WHAT THE EXERCISE ASKS =
Reproduce this listing in full.

DATA FOR REVIEW =
--------------------

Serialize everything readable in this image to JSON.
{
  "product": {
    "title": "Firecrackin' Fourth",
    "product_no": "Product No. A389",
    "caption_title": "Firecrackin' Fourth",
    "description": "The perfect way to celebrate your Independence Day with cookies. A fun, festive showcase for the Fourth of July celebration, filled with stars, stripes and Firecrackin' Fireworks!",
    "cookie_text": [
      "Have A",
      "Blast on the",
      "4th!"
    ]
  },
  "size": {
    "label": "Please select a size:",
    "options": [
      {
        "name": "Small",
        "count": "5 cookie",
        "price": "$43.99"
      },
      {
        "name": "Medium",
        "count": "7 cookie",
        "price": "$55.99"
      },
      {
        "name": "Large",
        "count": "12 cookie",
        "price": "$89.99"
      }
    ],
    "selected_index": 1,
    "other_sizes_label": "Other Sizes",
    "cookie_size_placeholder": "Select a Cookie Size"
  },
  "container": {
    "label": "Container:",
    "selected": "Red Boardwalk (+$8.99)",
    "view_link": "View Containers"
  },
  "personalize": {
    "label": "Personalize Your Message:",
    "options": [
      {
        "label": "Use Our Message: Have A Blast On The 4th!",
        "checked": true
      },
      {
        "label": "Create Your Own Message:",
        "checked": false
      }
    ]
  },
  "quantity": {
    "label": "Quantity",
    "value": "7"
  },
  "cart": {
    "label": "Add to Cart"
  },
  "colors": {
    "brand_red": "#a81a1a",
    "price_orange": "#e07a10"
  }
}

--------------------

WRITTEN ANSWER =
Serialize everything readable in this image to JSON.
{
  "product": {
    "title": "Firecrackin' Fourth",
    "product_no": "Product No. A389",
    "caption_title": "Firecrackin' Fourth",
    "description": "The perfect way to celebrate your Independence Day with cookies. A fun, festive showcase for the Fourth of July celebration, filled with stars, stripes and Firecrackin' Fireworks!",
    "cookie_text": [
      "Have A",
      "Blast on the",
      "4th!"
    ]
  },
  "size": {
    "label": "Please select a size:",
    "options": [
      {
        "name": "Small",
        "count": "5 cookie",
        "price": "$43.99"
      },
      {
        "name": "Medium",
        "count": "7 cookie",
        "price": "$55.99"
      },
      {
        "name": "Large",
        "count": "12 cookie",
        "price": "$89.99"
      }
    ],
    "selected_index": 1,
    "other_sizes_label": "Other Sizes",
    "cookie_size_placeholder": "Select a Cookie Size"
  },
  "container": {
    "label": "Container:",
    "selected": "Red Boardwalk (+$8.99)",
    "view_link": "View Containers"
  },
  "personalize": {
    "label": "Personalize Your Message:",
    "options": [
      {
        "label": "Use Our Message: Have A Blast On The 4th!",
        "checked": true
      },
      {
        "label": "Create Your Own Message:",
        "checked": false
      }
    ]
  },
  "quantity": {
    "label": "Quantity",
    "value": "7"
  },
  "cart": {
    "label": "Add to Cart"
  },
  "colors": {
    "brand_red": "#a81a1a",
    "price_orange": "#e07a10"
  }
}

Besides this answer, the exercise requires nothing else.